It’s that time again. Time to shop through the ages. This time, we’ll be taking a look at the 1909 Sears catalog.
Let’s start with fashion. The women were still wearing uncomfortable corsets and unusually large hats. 🙂
The proportion they have drawn these ladies seems very strange to me. I’m assuming that they are making their waists look smaller, but their torsos look very weird.
I would be seriously off balance with one of these hats on my head.I think that these shoes are probably supposed to be a brown/tan color, but red seems to be the color used in almost all of the color pages in the catalog.
And the kids. Here are some interesting little hats. 🙂
And boys in short pants.These little girls are adorable, but I’m not sure how easy it would be to play with a big hat on your head.
And on to the men’s clothing. I just love the “Hercules Invincible Work Shirts”.
And here are some more fashionable clothes.
There were a variety of hats available. I just love their names.
Moving on to the rest of the catalog…..
I just love how these women are reading/relaxing while they are doing the laundry. The magic of a washing machine. I wonder how much muscle it actually took to use one of these.
And this vacuum cleaner looks handy. It also looks like it takes two people. Apparently the children get to do the hard labor while mom gets to do the vacuuming. 🙂
The glory of a bathroom. It must have been so nice to add a bathroom to your house.I think that these cylinder records look so interesting. I’ve never seen one in person before.Little dolls and of course a doll “go-cart” or stroller. What would little girls do without them?I love the section of the house plans. I wonder if any of my ancestors lived in houses that they saw on the pages of this catalog.
I think it’s interesting that strollers were called “go-carts”. Our language is forever changing.
You could buy just about anything in this catalog – including handcuffs or a “nipper”.
I always wondered how women of this time period got their hair to be so poofy.
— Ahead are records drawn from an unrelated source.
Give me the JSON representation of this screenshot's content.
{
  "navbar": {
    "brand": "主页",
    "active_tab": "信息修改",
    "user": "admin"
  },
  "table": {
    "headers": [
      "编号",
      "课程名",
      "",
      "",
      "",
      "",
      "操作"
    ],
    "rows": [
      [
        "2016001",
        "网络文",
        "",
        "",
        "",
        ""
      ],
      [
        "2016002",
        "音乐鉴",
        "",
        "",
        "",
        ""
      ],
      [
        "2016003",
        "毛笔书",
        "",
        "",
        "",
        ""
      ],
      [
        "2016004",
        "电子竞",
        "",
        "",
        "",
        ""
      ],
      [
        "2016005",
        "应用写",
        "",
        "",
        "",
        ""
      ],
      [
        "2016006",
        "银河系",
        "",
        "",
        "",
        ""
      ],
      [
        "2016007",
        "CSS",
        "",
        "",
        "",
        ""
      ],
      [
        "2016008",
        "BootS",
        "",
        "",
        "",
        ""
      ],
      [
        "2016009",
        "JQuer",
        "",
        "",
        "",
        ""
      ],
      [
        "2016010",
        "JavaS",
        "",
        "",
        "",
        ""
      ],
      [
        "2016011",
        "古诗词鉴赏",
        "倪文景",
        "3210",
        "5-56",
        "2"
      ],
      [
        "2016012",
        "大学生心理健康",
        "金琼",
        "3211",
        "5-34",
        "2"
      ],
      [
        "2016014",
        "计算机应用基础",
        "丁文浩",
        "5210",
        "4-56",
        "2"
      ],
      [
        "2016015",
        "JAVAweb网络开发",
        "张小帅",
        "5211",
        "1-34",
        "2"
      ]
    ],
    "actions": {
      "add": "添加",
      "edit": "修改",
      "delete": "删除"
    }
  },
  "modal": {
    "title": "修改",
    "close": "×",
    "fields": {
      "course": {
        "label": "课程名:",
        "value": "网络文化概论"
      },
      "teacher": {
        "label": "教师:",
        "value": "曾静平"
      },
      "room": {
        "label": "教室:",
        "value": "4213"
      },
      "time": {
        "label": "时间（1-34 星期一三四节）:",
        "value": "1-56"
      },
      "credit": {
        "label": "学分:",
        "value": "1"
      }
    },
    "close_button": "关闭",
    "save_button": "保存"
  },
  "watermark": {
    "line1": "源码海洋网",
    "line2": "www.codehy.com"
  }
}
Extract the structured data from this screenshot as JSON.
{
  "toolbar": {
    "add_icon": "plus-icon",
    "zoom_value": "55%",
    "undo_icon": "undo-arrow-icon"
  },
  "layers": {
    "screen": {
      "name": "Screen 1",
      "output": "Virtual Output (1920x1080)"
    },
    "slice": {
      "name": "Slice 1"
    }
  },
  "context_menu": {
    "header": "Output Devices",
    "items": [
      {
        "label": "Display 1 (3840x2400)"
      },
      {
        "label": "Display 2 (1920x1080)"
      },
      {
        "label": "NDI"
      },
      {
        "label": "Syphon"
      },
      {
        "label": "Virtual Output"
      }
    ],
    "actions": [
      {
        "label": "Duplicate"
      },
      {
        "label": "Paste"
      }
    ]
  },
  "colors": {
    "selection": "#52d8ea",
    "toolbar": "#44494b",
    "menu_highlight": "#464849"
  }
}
It has all become so clear to me. Padding. 🙂
You could now buy an automobile or an “auto cycle”.
You’d also need some automobile goggles to wear.
They had a nice selection of windows and doors.
I can’t imagine swimming in a dress. No wonder why this poor lady needs “water wings”.
There were a number of different toys and games available to keep the little ones happy and occupied.
Teddy Bears “have come to stay” and were “more popular than ever”.
You could also scare your friends with a pretend spider or bug.
Or maybe play a game of table croquet or “Playing Possum with Taft”.
You could buy “Tom Sawyer’s Play Tent” for your little darling. Or maybe a circle swing.
These two products scare me. I would have to say that they aren’t the best designs for a pin cushion or a pipe. What do you think?
There were a number of different veils available. One for mourning. Another for riding in an automobile. And a couple for infants. Those poor kids look like they’re suffocating!!Here are some various products. A Japanese Grass suit might come in handy if you were hunting. Maybe you’d like an electric hair brush. Or a tropic foot warmer. Or a pants match scratcher. 🙂
Here are some available chairs.
And a cream separator. Life as a housewife in 1909 must have been hard!! I’m sure that they were excited about all of the new and improved products available.I would love to find one of these desk/shelves sets at an antique store sometime. They are gorgeous.
I wonder how many people actually had telephones in 1909.
What kid wouldn’t want a toy grocery store or a mechanical engine? Some more interesting items. “Neck Lace”. A pearl studded dog collar. Conversation tubes for those who are hard of hearing. Hot water dolls (that’s actually a pretty good idea!). A cigarette maker. A graveyard shell.
This must have been so exciting to watch!!!
And a few more various items. An Eskimo doll. A Pyrographic Outfit (which I believe is woodburning). Hygenic Skin Food. Lavender Smelling Salts – for fainting spells. 🙂 And The Electric Questioner.
That’s it for this edition of Shopping Through the Ages. Join me next time, when we shop through 1910.